Very sweet, but very non verbal 13 year old boy would masturbate, constantly. Constantly. Pants down, penis out, masturbating, all day, all night, in front of everyone and anyone. He had elephantiasis of his penis and part of one of his legs, so these events were not only disturbing and inappropriate, there was literally a practical problem with him taking his 1.5 foot long penis out of his pants – it seriously took 2 people to pack it back in, and then he would drop his pants and take it out all over again.
Not a psychologist, but I was a deputy in training with another guy when I was a corrections officer in county jail. We both got assigned to the psych ward and got trained at the same time. One inmate was absolutely crazy. He looked like a smaller version of Charles Manson and was never allowed out of his cell unsupervised because he would instantly attack inmates and corrections officers. I was doing my count with my fellow officer when he stopped both of us and asked if my partner wanted to die. My partner said “no” Then the inmate steps up to the glass and says “Its my birthday and the president is gonna help me kill you. Don’t come near me again” After that we continued our count and thought nothing of it. As the night continues we have another count and the inmate first see me again and asks if I have his birthday present. I say no and then my partner walks by “WHAT THE [email protected]#K!!!” the inmate screams and starts kicking and punching the metal door. I have never been more scared. This was a 6 inch steel door with shatter proof glass and this guy was one hip turn away from knocking this thing down. You could almost see the door bend off the hinges with each punch. Guy was maybe 5’3-5’5 and rail thin but was moving this door as if he was the hulk. My partner went to get more officers and once he leaves the inmate’s view, he stops immediately. looks at me, gets a blanket and goes to sleep. Fell right asleep with bloody hands from punching the steel door and was triggered only when he saw my partner. Funny thing was, that was our first night and that officer had never interacted with him before. How fast that went from zero to Mr Hyde was insane.

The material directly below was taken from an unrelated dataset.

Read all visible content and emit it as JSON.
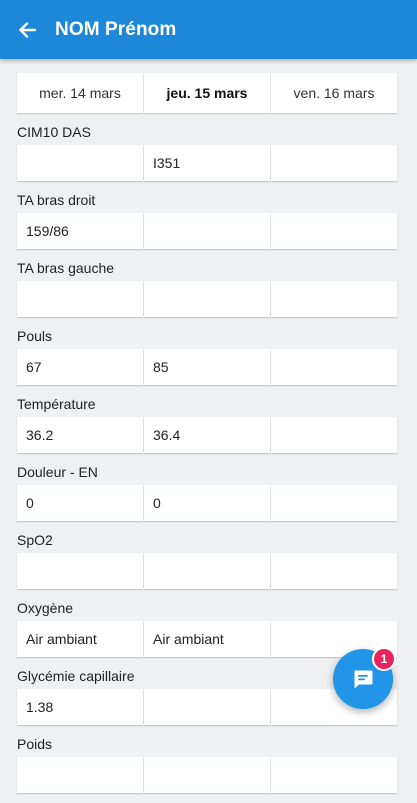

Then the guy that would stick pens up his pee hole. That was intresting.